In this light, it is necessary for governments to consider the new vulnerabilities facing their domestic industries in an ICT-intensive world. In this context, three risks appear to be of immediate concern. First, the role and position of foreign TNCs in the production structures of many industries are likely to become stronger and more pervasive. There is thus a risk that it will be more difficult to stimulate the development of local entrepreneurship. In addition, under the WTO Agreement on Trade-related Aspects of Investment Measures, governments are constrained in supporting their domestic enterprises as they did in the past by using such measures as local content requirements or trade-balancing requirements. Modalities for addressing the stimulation of local enterprises such as programmes for the provision of credit, infrastructure and transportation facilities, and training/retraining will need to be strengthened in order for these entrepreneurs to become competitive or to be able to develop cooperative relationships with foreign TNCs. Second, there are balance-of-payments risks in that the inflows of capital from FBI do not necessarily match outflows of remittances of profits and interest, and there are likely to be periods of unanticipated deficits on the capital account and sometimes even prolonged deficits. One way of addressing this is to try to encourage FBI flows more into tradeable sectors rather than non-tradeables such as property, construction and provision of infrastructure, from which there are no foreign exchange receipts. In this regard, the use of electronic commerce over the Internet will make it more difficult to keep track of inflows and outflows of funds. Third, the use of ICT means that companies are not having to invest in large factories so that their production units become more footloose and can be moved from one location or country to another more easily. This implies that a government cannot count on the presence of a TNC over the longer term as part of its development strategy unless it maintains the locational attractiveness of its economy. There is a risk of destructive competition whereby governments offer more and more inducements to TNCs to invest or stay in their country, unless there are some agreed rules of the game. As the growing application of ICT is an ongoing phenomenon, these increased vulnerabilities of developing countries should be addressed collectively through regional and international cooperation.

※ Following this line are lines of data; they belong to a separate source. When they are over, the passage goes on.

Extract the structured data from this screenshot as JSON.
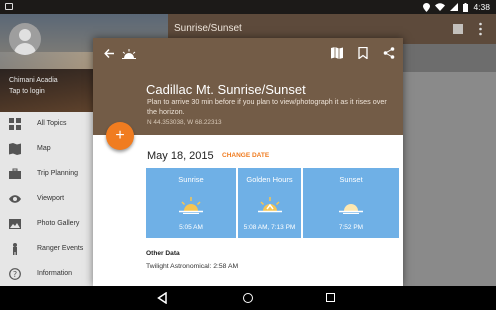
{
  "status_bar": {
    "time": "4:38"
  },
  "drawer": {
    "user_name": "Chimani Acadia",
    "login_text": "Tap to login",
    "items": [
      {
        "label": "All Topics",
        "icon": "grid-icon"
      },
      {
        "label": "Map",
        "icon": "map-icon"
      },
      {
        "label": "Trip Planning",
        "icon": "suitcase-icon"
      },
      {
        "label": "Viewport",
        "icon": "eye-icon"
      },
      {
        "label": "Photo Gallery",
        "icon": "photo-icon"
      },
      {
        "label": "Ranger Events",
        "icon": "ranger-icon"
      },
      {
        "label": "Information",
        "icon": "help-icon"
      }
    ]
  },
  "appbar": {
    "title": "Sunrise/Sunset"
  },
  "modal": {
    "title": "Cadillac Mt. Sunrise/Sunset",
    "description": "Plan to arrive 30 min before if you plan to view/photograph it as it rises over the horizon.",
    "coordinates": "N 44.353038, W 68.22313",
    "fab_label": "+",
    "date": "May 18, 2015",
    "change_date_label": "CHANGE DATE",
    "times": [
      {
        "label": "Sunrise",
        "time": "5:05 AM",
        "icon": "sunrise-icon"
      },
      {
        "label": "Golden Hours",
        "time": "5:08 AM, 7:13 PM",
        "icon": "golden-hour-icon"
      },
      {
        "label": "Sunset",
        "time": "7:52 PM",
        "icon": "sunset-icon"
      }
    ],
    "other_data_title": "Other Data",
    "twilight": "Twilight Astronomical: 2:58 AM"
  },
  "colors": {
    "header_brown": "#735c47",
    "accent_orange": "#f07c20",
    "tile_blue": "#6fb0e6"
  }
}
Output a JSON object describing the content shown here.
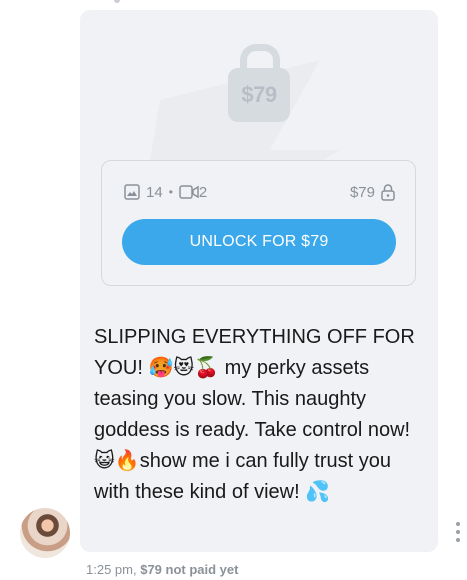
{
  "media": {
    "lock_price": "$79",
    "photo_count": "14",
    "separator": "•",
    "video_count": "2",
    "price": "$79",
    "unlock_label": "UNLOCK FOR $79",
    "icons": {
      "lock": "lock-icon",
      "photo": "image-icon",
      "video": "video-icon",
      "small_lock": "lock-small-icon"
    }
  },
  "message": {
    "text": "SLIPPING EVERYTHING OFF FOR YOU! 🥵😻🍒 my perky assets teasing you slow. This naughty goddess is ready. Take control now! 😺🔥show me i can fully trust you with these kind of view! 💦"
  },
  "meta": {
    "time": "1:25 pm,",
    "status": "$79 not paid yet"
  },
  "colors": {
    "bubble": "#f0f2f5",
    "accent": "#3aa8ea",
    "muted": "#8a9199"
  }
}
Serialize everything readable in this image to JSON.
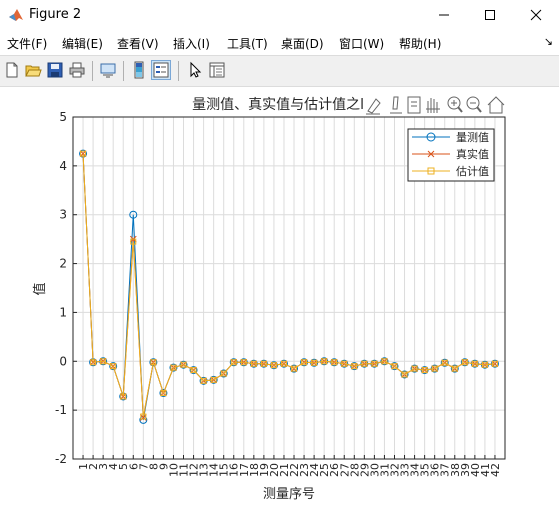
{
  "window": {
    "title": "Figure 2"
  },
  "menu": [
    "文件(F)",
    "编辑(E)",
    "查看(V)",
    "插入(I)",
    "工具(T)",
    "桌面(D)",
    "窗口(W)",
    "帮助(H)"
  ],
  "menu_overflow": "↘",
  "toolbar": [
    "new-figure-icon",
    "open-file-icon",
    "save-icon",
    "print-icon",
    "link-plot-icon",
    "colorbar-icon",
    "legend-icon",
    "pointer-icon",
    "property-inspector-icon"
  ],
  "axes_toolbar": [
    "brush-icon",
    "data-tips-icon",
    "restore-view-icon",
    "pan-icon",
    "zoom-in-icon",
    "zoom-out-icon",
    "home-icon"
  ],
  "colors": {
    "measured": "#0072bd",
    "true": "#d95319",
    "estimate": "#edb120",
    "grid": "#dcdcdc"
  },
  "chart_data": {
    "type": "line",
    "title": "量测值、真实值与估计值之l",
    "xlabel": "测量序号",
    "ylabel": "值",
    "xlim": [
      0,
      43
    ],
    "ylim": [
      -2,
      5
    ],
    "yticks": [
      -2,
      -1,
      0,
      1,
      2,
      3,
      4,
      5
    ],
    "x": [
      1,
      2,
      3,
      4,
      5,
      6,
      7,
      8,
      9,
      10,
      11,
      12,
      13,
      14,
      15,
      16,
      17,
      18,
      19,
      20,
      21,
      22,
      23,
      24,
      25,
      26,
      27,
      28,
      29,
      30,
      31,
      32,
      33,
      34,
      35,
      36,
      37,
      38,
      39,
      40,
      41,
      42
    ],
    "grid": true,
    "legend_position": "top-right",
    "series": [
      {
        "name": "量测值",
        "marker": "o",
        "color": "#0072bd",
        "values": [
          4.25,
          -0.02,
          0.0,
          -0.1,
          -0.72,
          3.0,
          -1.2,
          -0.02,
          -0.65,
          -0.13,
          -0.07,
          -0.18,
          -0.4,
          -0.38,
          -0.25,
          -0.02,
          -0.02,
          -0.05,
          -0.05,
          -0.08,
          -0.05,
          -0.15,
          -0.02,
          -0.03,
          0.0,
          -0.02,
          -0.05,
          -0.1,
          -0.05,
          -0.05,
          0.0,
          -0.1,
          -0.27,
          -0.15,
          -0.18,
          -0.15,
          -0.03,
          -0.15,
          -0.02,
          -0.05,
          -0.07,
          -0.05
        ]
      },
      {
        "name": "真实值",
        "marker": "x",
        "color": "#d95319",
        "values": [
          4.25,
          -0.02,
          0.0,
          -0.1,
          -0.72,
          2.5,
          -1.15,
          -0.02,
          -0.65,
          -0.13,
          -0.07,
          -0.18,
          -0.4,
          -0.38,
          -0.25,
          -0.02,
          -0.02,
          -0.05,
          -0.05,
          -0.08,
          -0.05,
          -0.15,
          -0.02,
          -0.03,
          0.0,
          -0.02,
          -0.05,
          -0.1,
          -0.05,
          -0.05,
          0.0,
          -0.1,
          -0.27,
          -0.15,
          -0.18,
          -0.15,
          -0.03,
          -0.15,
          -0.02,
          -0.05,
          -0.07,
          -0.05
        ]
      },
      {
        "name": "估计值",
        "marker": "s",
        "color": "#edb120",
        "values": [
          4.25,
          -0.02,
          0.0,
          -0.1,
          -0.72,
          2.45,
          -1.13,
          -0.02,
          -0.65,
          -0.13,
          -0.07,
          -0.18,
          -0.4,
          -0.38,
          -0.25,
          -0.02,
          -0.02,
          -0.05,
          -0.05,
          -0.08,
          -0.05,
          -0.15,
          -0.02,
          -0.03,
          0.0,
          -0.02,
          -0.05,
          -0.1,
          -0.05,
          -0.05,
          0.0,
          -0.1,
          -0.27,
          -0.15,
          -0.18,
          -0.15,
          -0.03,
          -0.15,
          -0.02,
          -0.05,
          -0.07,
          -0.05
        ]
      }
    ]
  }
}
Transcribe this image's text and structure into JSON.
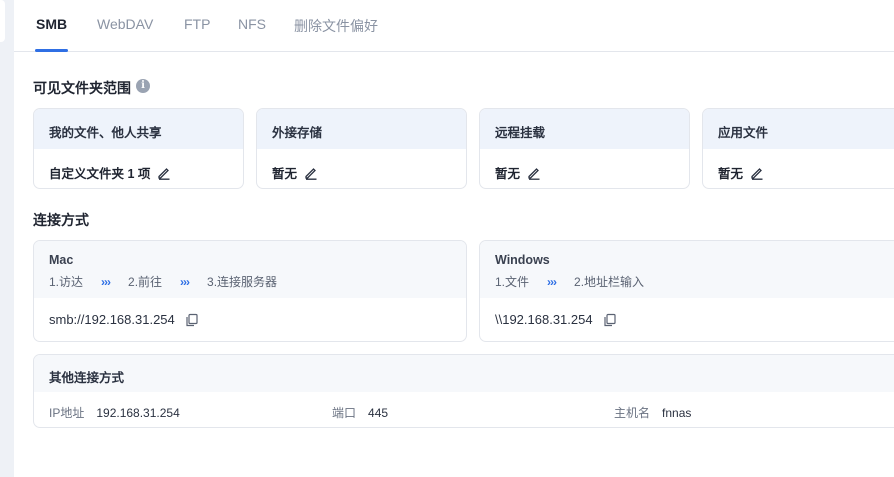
{
  "tabs": [
    "SMB",
    "WebDAV",
    "FTP",
    "NFS",
    "删除文件偏好"
  ],
  "visible_folders": {
    "title": "可见文件夹范围",
    "info_icon": "info-icon",
    "cards": [
      {
        "header": "我的文件、他人共享",
        "value": "自定义文件夹 1 项"
      },
      {
        "header": "外接存储",
        "value": "暂无"
      },
      {
        "header": "远程挂载",
        "value": "暂无"
      },
      {
        "header": "应用文件",
        "value": "暂无"
      }
    ]
  },
  "connection": {
    "title": "连接方式",
    "mac": {
      "label": "Mac",
      "steps": [
        "1.访达",
        "2.前往",
        "3.连接服务器"
      ],
      "address": "smb://192.168.31.254"
    },
    "windows": {
      "label": "Windows",
      "steps": [
        "1.文件",
        "2.地址栏输入"
      ],
      "address": "\\\\192.168.31.254"
    },
    "other": {
      "title": "其他连接方式",
      "ip_label": "IP地址",
      "ip_value": "192.168.31.254",
      "port_label": "端口",
      "port_value": "445",
      "host_label": "主机名",
      "host_value": "fnnas"
    }
  },
  "colors": {
    "accent": "#2f6fe4",
    "card_header": "#eef3fb",
    "border": "#e3e6ec"
  }
}
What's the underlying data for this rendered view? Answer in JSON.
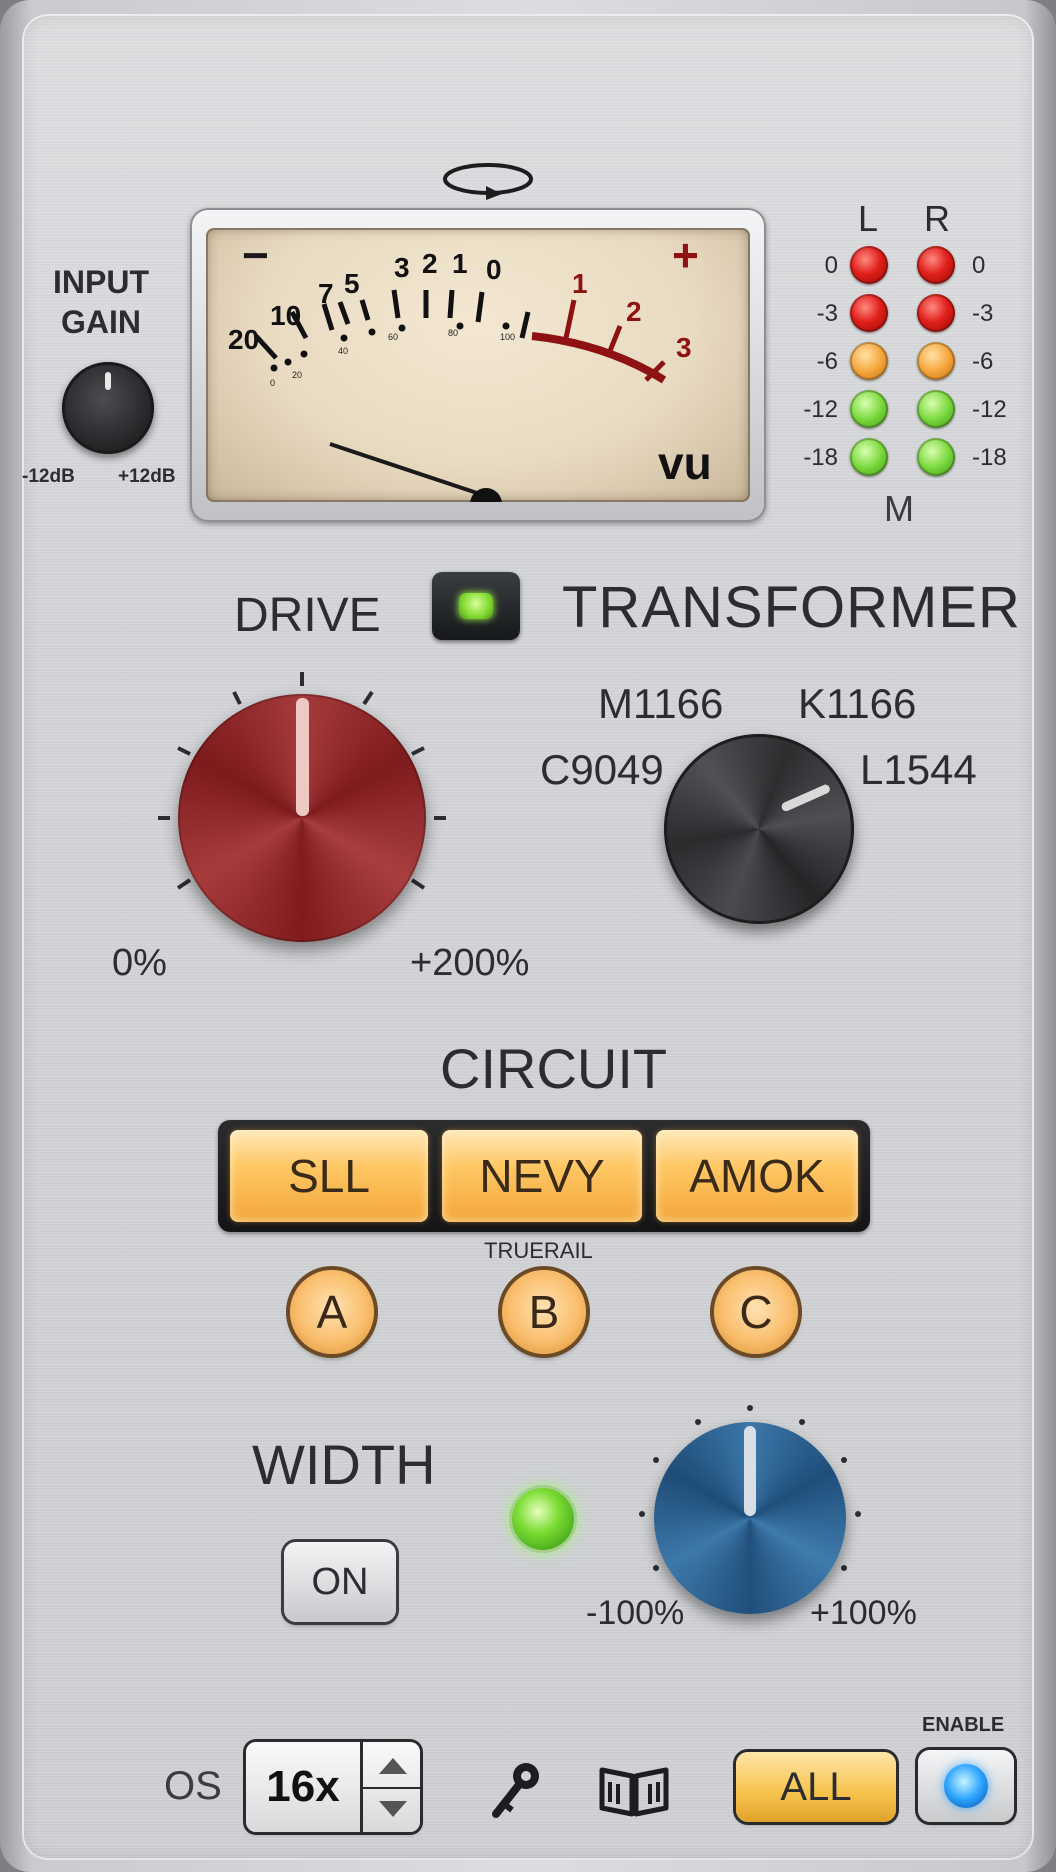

14 See "Regional economic cooperation as a means for developing and promoting new advances in information technology for industrial and technological applications in Asia and the Pacific" (E/ESCAP/SREC(9)/2).
15 "The twenty-first century economy", Business Week, 31 August 1998.
17 The information on Maldives was provided by the Ministry of Communication, Science and Technology of Maldives (22 December 1998).
Please contact the webmaster with questions or comments about this web site.
For any queries concerning the substantive content of the page, please contact PDD homepage.